Editor’s note: In recognition of National Suicide Prevention Week, we’re running several posts related to suicide prevention and how nothing can separate us from the love of God.
When I was a child, my mother’s friend Diana gave me unicorns. In my young mind, they were magical, kind and spiritual beings. Diana and I understood this.
I saw Diana, a psychologist like my mom, only at their shared office, where she would sometimes hand me another small figurine or a necklace or a book. But once, my mom took me to Diana’s apartment. It was filled with unicorns, and she asked me to pick out my favorite. I still have that small pewter unicorn, gentle and tiny but loved by those, such as Diana and me, who could see the magic. Imagine my sadness when, at 10 years old, my mother sat me down and, through tears, told me of Diana’s suicide. It was unthinkable.
Many years later, I am a pastor, still dealing with issues of the spirit. Recently, I heard three times in one day about people dying of suicide. Such deaths seem to come in cycles. When this happens, people ask their pastors about our theological beliefs on the subject—specifically, “What happens to the soul of a person who has died of suicide? Is that person with God or forever separated from God?” I do have ideas that make sense to me.
Lutheran theology—a theology I have chosen because I agree with it—states that God has loved us from the beginning, and that from the cross, God in Christ healed all that needed spiritual healing. This means that we have been saved by grace alone. Our own “good works” do not save or heal us on a spiritual level, but we don’t need to be afraid because we are not broken or without help or love from God.
As a mediocre-at-best analogy (because God’s love is infinitely greater), I think of how I am with my children. I don’t love them based on what they do or don’t do; I have always loved them because of who I am, because of the mother’s heart God has put in me. So, of course, I hope they want a relationship with me, but regardless, I am devoted to loving them forever. I cannot help it. In fact, I would give my life for them if needed. I would not say this of anyone, but in my parent’s heart, my children warrant that kind of love.
If I can look upon my children this way, how much more does God (who is love itself, according to Scripture) love each of us? How much more would God travel to the ends of the universe to find us and love us? How much would God give—not because of us, really, but because of God’s parenting heart? There is no danger of ever being unloved or abandoned.
If I can look upon my children this way, how much more does God (who is love itself, according to Scripture) love each of us?
We do not save ourselves by our works, our theology, our church membership, our decision to follow Christ or anything else. That would make me my own savior and you your own savior—at least in part. Instead, salvation is a done deal. It happened on the cross. Healing was a gift. God says, in essence, “You’re welcome. I wouldn’t have it any other way.”
Suicide is a secondary effect of something going on inside a person—mental illness, depression, trying to atone for one’s sins, or something else. To the question “Would someone who died of suicide be punished with eternal separation from God?” I respond, “Would God abandon his own, for brain chemical imbalance, depression, a sense of hopelessness, despair, grief or, really, anything else?”
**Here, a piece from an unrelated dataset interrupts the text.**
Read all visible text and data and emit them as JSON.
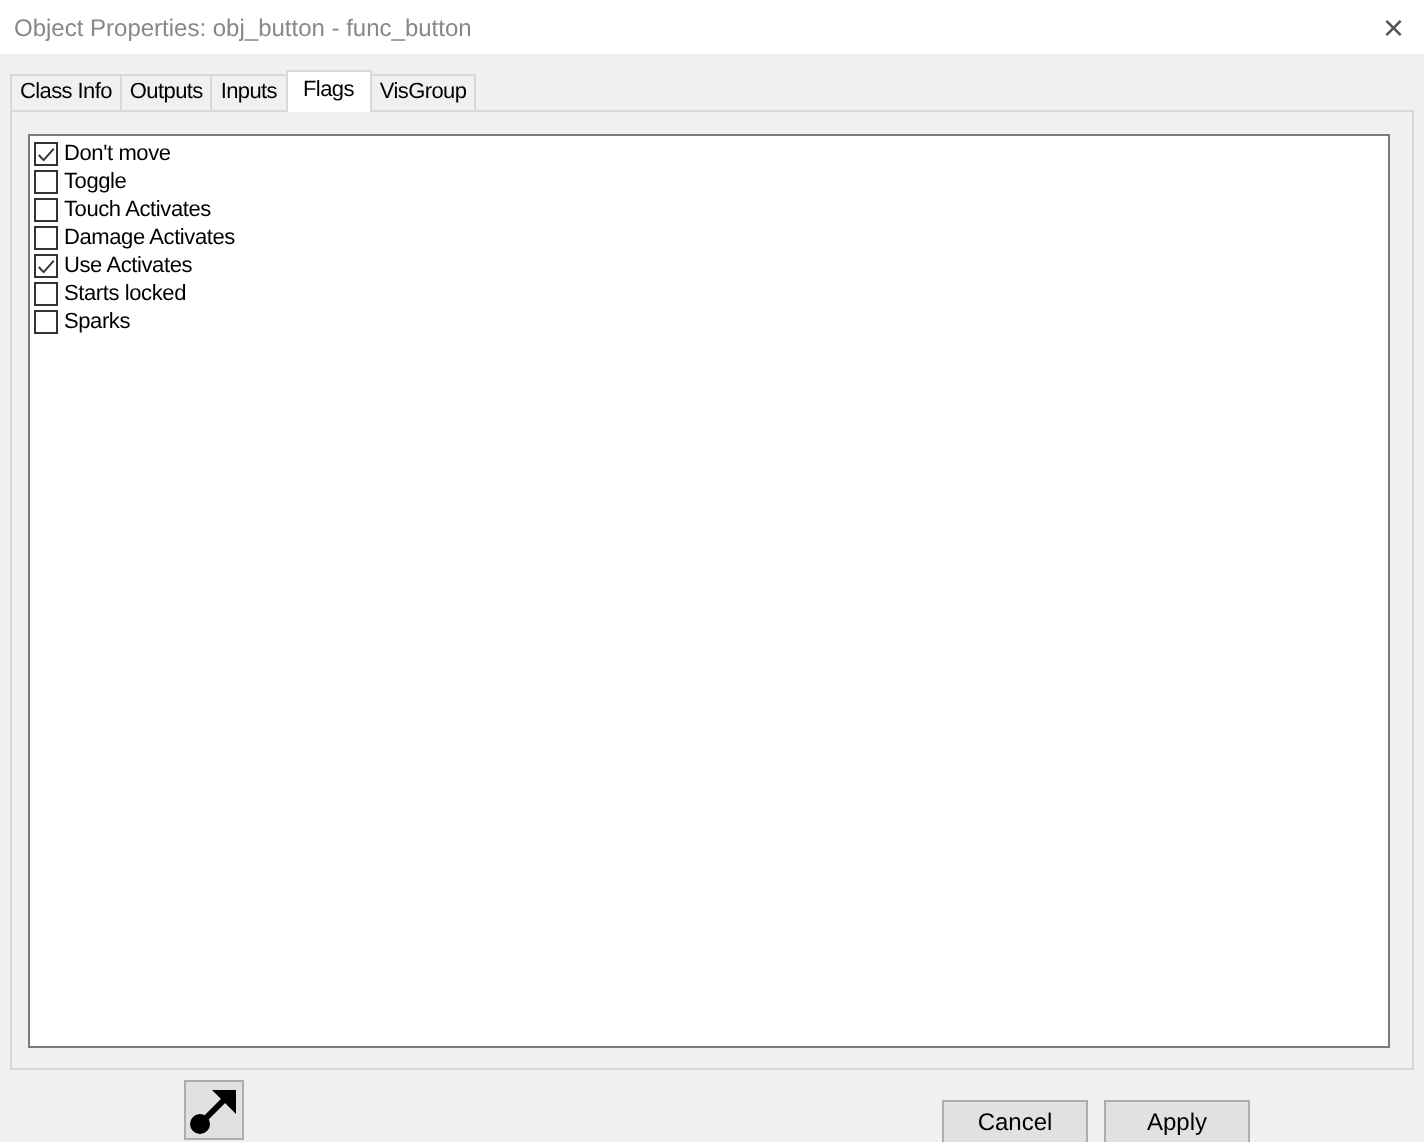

I wouldn’t do that to my children. Jesus does not seem like that kind of God. Would the God who is love separate from his beloved for eternity? There is no proof of any of this, of course, only speculation. But with our understanding of who God is and what God has claimed, we can make better, more reasonable pronouncements than we have in the past.
Religion has caused far too much pain over this issue. Some people have been traumatized by their loved one’s suicide only to be further rejected and abandoned by their church community at their time of greatest need. Some believe God saves us by grace alone, except when we end our own life. But if God loves us unconditionally, doesn’t that mean God loves us beyond all conditions, including this one? And wouldn’t love save us, even when we are our own worst enemy or cannot save ourselves? Isn’t this the very definition of grace?
My mother didn’t say one condemning word to me about Diana on the day of her death or since then. She knew Diana was dealing with depression and despair we could not understand, and that our job was to empathize—with her in her pain, with the loved ones left behind to miss her and with all those who may appear stable on the outside but suffer silently on the inside. My mother encouraged me to remember that Diana was no longer suffering but in the arms of a God who loves her beyond measure. I believed that then, and I believe that still.
Unicorns—an ancient symbol of the resurrected Christ—now have a deeper meaning for me. Christ came to do not the easy things but the impossible things: to walk into the most desolate places of darkness, death and despair with us, and bring new life out of what seems, to all the world, to be lost. There is no place this love of God will not go.